I’ve been doing some research for a webinar into web enabled devices - and by extension webmail - not only mobile phones but e-readers, portable navigation devices, game consoles and smart TVs ect.
Hans Vestberg, CEO of Ericsson, predicted, “that the world’s nearly 5 billion mobile phone subscribers today will be surpassed by 50 billion connected non-phone devices in 10 years”.
That’s how I found myself trying to access Gmail in bed last night, via my Kindle. I don’t know why it took me so long. I’ve had one since Christmas, helping to contribute to the record number of downloads.
4 Kindle screenshots below (animated) btw shift+Alt+G to take a screenshot
The Kindle’s, “Experimental” web browser is slow to navigate using the four arrow toggle (no touch screen). If you have numbers in your username e.g. firstname.lastname@example.org, you’ll need to use the Sym button. When I opened Gmail, I was surprised at how well it rendered…turns out it’s using a Webkit based browser.
Much of the Kindle’s 600×800 px resolution is taken up with the sidebar ect, so you are left with around 350px in width. Our skinny template just squeezed in, the horizontal held its own, but as expected the fluid template provided the best experience.
Pixels are on borrowed time, we just have to wait out max-width support.
You can scroll beyond the default view - see Neiman Marcus below - using the four arrows, just keep going right/down. But it’s slow and painful. It’s the designers job to reduce this friction by minimizing the need for scrolling.
The strong contrast in the Neiman Marcus email really pops in grayscale. It’s worth doing a grayscale check with all mobile emails. Poor contrast is heightened on tiny screens, making small elements illegible. Add in partial attention, who knows what lighting conditions and hyper subtlety is out.
Although Amazon.com is now selling more Kindle books than paperback books, I expect webmail browsing via e-readers is low. (Anyone have those numbers?)
Around one in ten Americans with annual household incomes of $75,000 or more own a tablet PC (such as the iPad) or e-book reader (such as the Kindle). Though the typical adult under the age of 45 owns four of the devices below.
% of American adults that own each device 2010 - Pew Internet American’s and their Gadgets PDF.
The Kindle offers free web access for $139, with no on-going fees. It’s one of the many affordable, non-phone devices to come. Web enabled consumer electronic device shipments are expected to grow 6 fold, surpassing 230 million installed units by 2014.
Accessing email on my Kindle, reinforced the idea of mobile email as more than just phones. I already own an iPod Touch and I’m considering a tablet. Which in turn leaves me wondering what is mobile?
Does an iPad qualify if it doesn’t fit in my pocket and can’t be used walking down the street? Zuckerberg doesn’t think so. Then again I’ve seen people use iPads on the metro and buses…

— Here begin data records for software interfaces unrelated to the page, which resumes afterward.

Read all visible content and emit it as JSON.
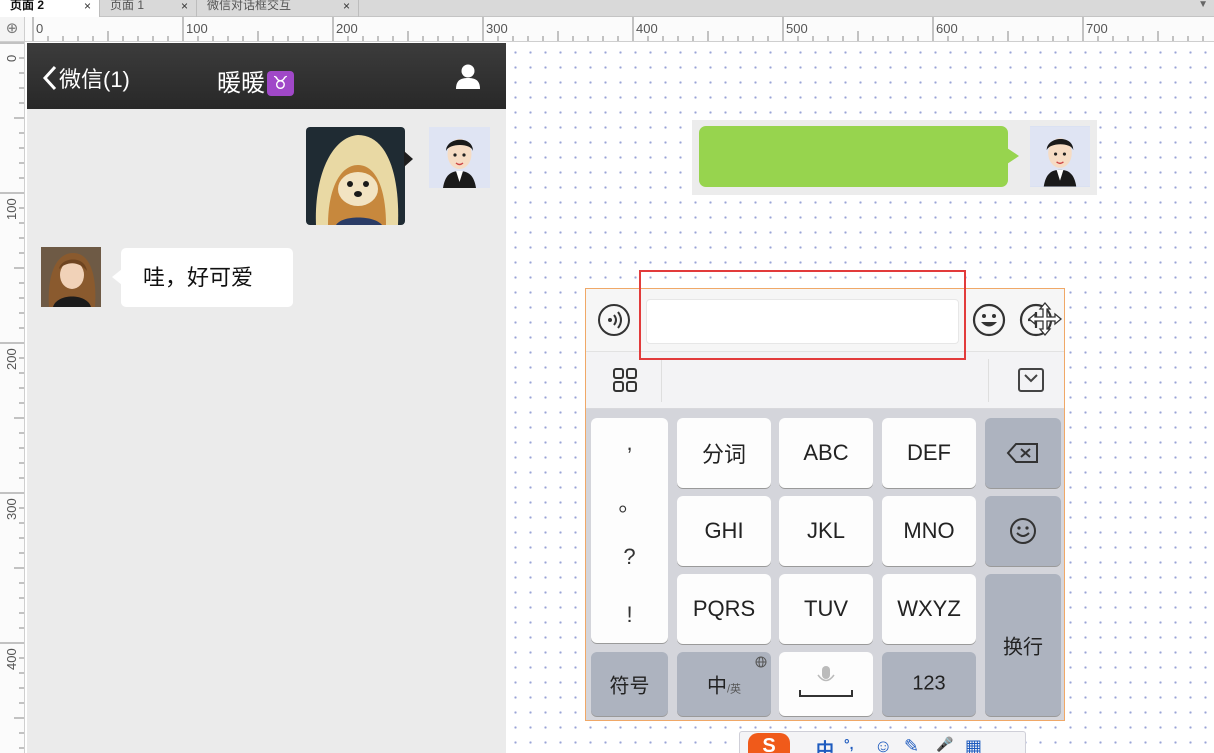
{
  "tabs": [
    {
      "label": "页面 2",
      "close": "×"
    },
    {
      "label": "页面 1",
      "close": "×"
    },
    {
      "label": "微信对话框交互",
      "close": "×"
    }
  ],
  "ruler": {
    "corner": "⊕",
    "h_labels": [
      "0",
      "100",
      "200",
      "300",
      "400",
      "500",
      "600",
      "700"
    ],
    "v_labels": [
      "0",
      "100",
      "200",
      "300",
      "400"
    ]
  },
  "chat": {
    "back_label": "微信(1)",
    "title": "暖暖",
    "title_badge": "♉",
    "received_message": "哇，好可爱"
  },
  "input_bar": {
    "voice_icon": "voice-icon",
    "emoji_icon": "emoji-icon",
    "more_icon": "more-icon"
  },
  "keyboard": {
    "punct": [
      ",",
      "。",
      "?",
      "!"
    ],
    "row1": [
      "分词",
      "ABC",
      "DEF"
    ],
    "row2": [
      "GHI",
      "JKL",
      "MNO"
    ],
    "row3": [
      "PQRS",
      "TUV",
      "WXYZ"
    ],
    "symbol_key": "符号",
    "lang_key": "中",
    "lang_key_sub": "/英",
    "num_key": "123",
    "enter_key": "换行"
  },
  "ime_toolbar": {
    "logo": "S",
    "items": [
      "中",
      "°,",
      "☺",
      "✎",
      "🎤",
      "▦"
    ]
  },
  "colors": {
    "nav_bg": "#2f2f2f",
    "chat_bg": "#ebebeb",
    "green_bubble": "#97d44e",
    "highlight_border": "#e23b3b",
    "panel_border": "#f0a867"
  }
}
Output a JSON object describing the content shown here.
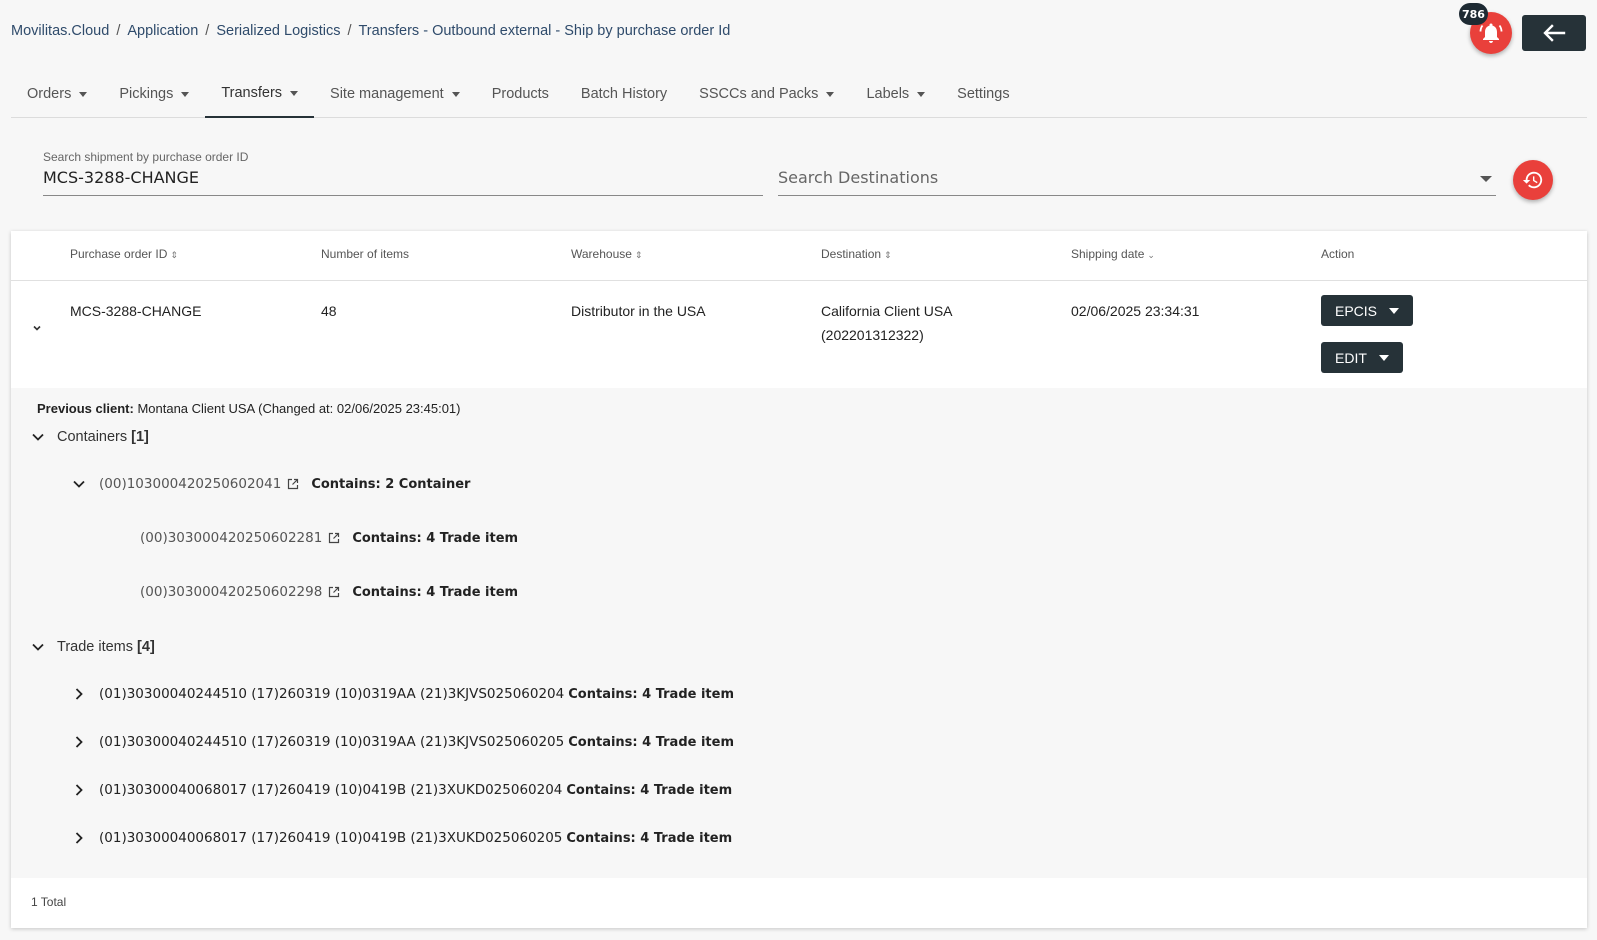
{
  "breadcrumb": [
    {
      "label": "Movilitas.Cloud"
    },
    {
      "label": "Application"
    },
    {
      "label": "Serialized Logistics"
    },
    {
      "label": "Transfers - Outbound external - Ship by purchase order Id"
    }
  ],
  "notifications": {
    "count": "786"
  },
  "nav": {
    "tabs": [
      {
        "label": "Orders",
        "dropdown": true
      },
      {
        "label": "Pickings",
        "dropdown": true
      },
      {
        "label": "Transfers",
        "dropdown": true,
        "active": true
      },
      {
        "label": "Site management",
        "dropdown": true
      },
      {
        "label": "Products",
        "dropdown": false
      },
      {
        "label": "Batch History",
        "dropdown": false
      },
      {
        "label": "SSCCs and Packs",
        "dropdown": true
      },
      {
        "label": "Labels",
        "dropdown": true
      },
      {
        "label": "Settings",
        "dropdown": false
      }
    ]
  },
  "search": {
    "po_label": "Search shipment by purchase order ID",
    "po_value": "MCS-3288-CHANGE",
    "dest_placeholder": "Search Destinations"
  },
  "table": {
    "columns": [
      "Purchase order ID",
      "Number of items",
      "Warehouse",
      "Destination",
      "Shipping date",
      "Action"
    ],
    "row": {
      "po_id": "MCS-3288-CHANGE",
      "items": "48",
      "warehouse": "Distributor in the USA",
      "destination_name": "California Client USA",
      "destination_id": "(202201312322)",
      "shipping_date": "02/06/2025 23:34:31",
      "epcis_label": "EPCIS",
      "edit_label": "EDIT"
    },
    "total": "1 Total"
  },
  "detail": {
    "prev_client_label": "Previous client:",
    "prev_client_value": "Montana Client USA (Changed at: 02/06/2025 23:45:01)",
    "containers": {
      "label": "Containers",
      "count": "[1]",
      "root": {
        "code": "(00)103000420250602041",
        "contains": "Contains: 2 Container"
      },
      "children": [
        {
          "code": "(00)303000420250602281",
          "contains": "Contains: 4 Trade item"
        },
        {
          "code": "(00)303000420250602298",
          "contains": "Contains: 4 Trade item"
        }
      ]
    },
    "trade_items": {
      "label": "Trade items",
      "count": "[4]",
      "items": [
        {
          "code": "(01)30300040244510 (17)260319 (10)0319AA (21)3KJVS025060204",
          "contains": "Contains: 4 Trade item"
        },
        {
          "code": "(01)30300040244510 (17)260319 (10)0319AA (21)3KJVS025060205",
          "contains": "Contains: 4 Trade item"
        },
        {
          "code": "(01)30300040068017 (17)260419 (10)0419B (21)3XUKD025060204",
          "contains": "Contains: 4 Trade item"
        },
        {
          "code": "(01)30300040068017 (17)260419 (10)0419B (21)3XUKD025060205",
          "contains": "Contains: 4 Trade item"
        }
      ]
    }
  },
  "colors": {
    "accent_red": "#e9403b",
    "dark_button": "#263238",
    "badge": "#1e2a33"
  }
}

Then there’s stationary network enabled devices like TV’s, set top boxes, BlueRay players and game consoles. Though web browsing is limited today, two years from now we might be talking about designing email for the big screen.
Just as I was congratulating myself I don’t sleep with my phone (65% of American adults have slept with their phones on or near their bed, 90% ages 18-29 - Pew), turns out my kindle is a stealth email device. I even take it to lunch sometimes, leaving my phone in the office to, “unplug”.
Unlike my desktop computer I’m personally attached to my Kindle. I take it to bed, don’t share it and have been considering hacking the screensaver to make it more mine. I’m dismayed to realize that an email enabled device is within arms reach most of the day. It really is email everywhere…
btw the webinar I’m preparing for is,”Email Design for the Mobile Environment” for MarketingProfs. If you use the code “MOBILE” you’ll get a discount. No one told me how much work these things are, expect around one webinar a year from me :)